When asked to remember the day of the fire, she said: “She was her normal jolly self, but she had been feeling unwell. Her movement in her arms was not as good as usual – she was a bit weaker.”

Miss Clarke told coroner Caroline Beasley-Murray that she had urged Mrs Murphy to not smoke until she came back for an afternoon visit. She said that Mrs Murphy had replied “Yes maam” in a joking fashion.

Firefighters arrived eight minutes after the midday emergency call went out. They were forced to deal with intense flames and smoke.

Assistant divisional officer Vernon Kendall was a station officer at the time. Speaking at the inquiry, he said: “The intensity was surprising and the fire developed rapidly and then cooled down quickly.

“The magazines, papers and blankets were all ignitable and the window would have failed very early on – this would create a funnel effect like a horizontal chimney.”

Faulty electrics and foul play were ruled out following an investigation which started the day after at 9am.

Mr Kendall added: “It is likely she was smoking in bed and with her condition she would have had great difficulty in getting away from the fire.”

Mrs Beasley-Murray recorded a verdict of accidental death and gave her condolences to husband Kevin Murphy and 24-year-old son Kieran.

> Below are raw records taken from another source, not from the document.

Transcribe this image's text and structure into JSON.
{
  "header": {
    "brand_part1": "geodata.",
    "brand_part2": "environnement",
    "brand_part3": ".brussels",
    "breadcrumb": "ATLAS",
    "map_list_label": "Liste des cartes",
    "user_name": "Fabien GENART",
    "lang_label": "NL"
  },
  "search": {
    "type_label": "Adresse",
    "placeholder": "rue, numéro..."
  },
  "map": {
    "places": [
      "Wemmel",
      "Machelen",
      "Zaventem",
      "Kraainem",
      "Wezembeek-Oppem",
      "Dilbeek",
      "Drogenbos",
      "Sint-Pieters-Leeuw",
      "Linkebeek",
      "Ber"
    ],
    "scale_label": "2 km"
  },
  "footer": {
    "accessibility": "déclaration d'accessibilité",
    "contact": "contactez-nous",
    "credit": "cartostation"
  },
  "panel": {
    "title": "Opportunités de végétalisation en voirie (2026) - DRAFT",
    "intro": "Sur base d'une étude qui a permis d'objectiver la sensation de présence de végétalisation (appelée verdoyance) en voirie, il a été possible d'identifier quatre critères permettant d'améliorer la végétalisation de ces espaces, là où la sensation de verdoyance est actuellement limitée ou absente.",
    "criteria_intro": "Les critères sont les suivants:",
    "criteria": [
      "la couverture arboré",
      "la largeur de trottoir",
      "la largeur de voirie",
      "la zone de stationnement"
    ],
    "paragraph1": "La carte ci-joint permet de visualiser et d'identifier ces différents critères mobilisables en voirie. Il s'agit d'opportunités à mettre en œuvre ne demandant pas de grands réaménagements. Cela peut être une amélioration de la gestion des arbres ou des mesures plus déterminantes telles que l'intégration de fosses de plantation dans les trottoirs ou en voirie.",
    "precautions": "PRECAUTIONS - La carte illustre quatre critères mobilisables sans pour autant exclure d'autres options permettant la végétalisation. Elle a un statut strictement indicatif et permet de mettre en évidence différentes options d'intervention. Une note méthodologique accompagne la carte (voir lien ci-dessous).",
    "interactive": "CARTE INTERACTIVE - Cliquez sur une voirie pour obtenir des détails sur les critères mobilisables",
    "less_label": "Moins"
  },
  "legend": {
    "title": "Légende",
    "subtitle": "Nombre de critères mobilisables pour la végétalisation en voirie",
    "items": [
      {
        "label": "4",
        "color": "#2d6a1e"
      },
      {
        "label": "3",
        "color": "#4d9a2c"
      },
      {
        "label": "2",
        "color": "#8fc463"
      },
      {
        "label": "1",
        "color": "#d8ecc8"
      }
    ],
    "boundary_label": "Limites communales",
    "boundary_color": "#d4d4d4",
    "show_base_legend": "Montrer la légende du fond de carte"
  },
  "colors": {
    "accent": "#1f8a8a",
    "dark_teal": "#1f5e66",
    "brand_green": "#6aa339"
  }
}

A statement from the family was read out by their solicitor. It read: “Terri was a happy and bubbly woman who will be sadly missed by us and her many friends in the community.”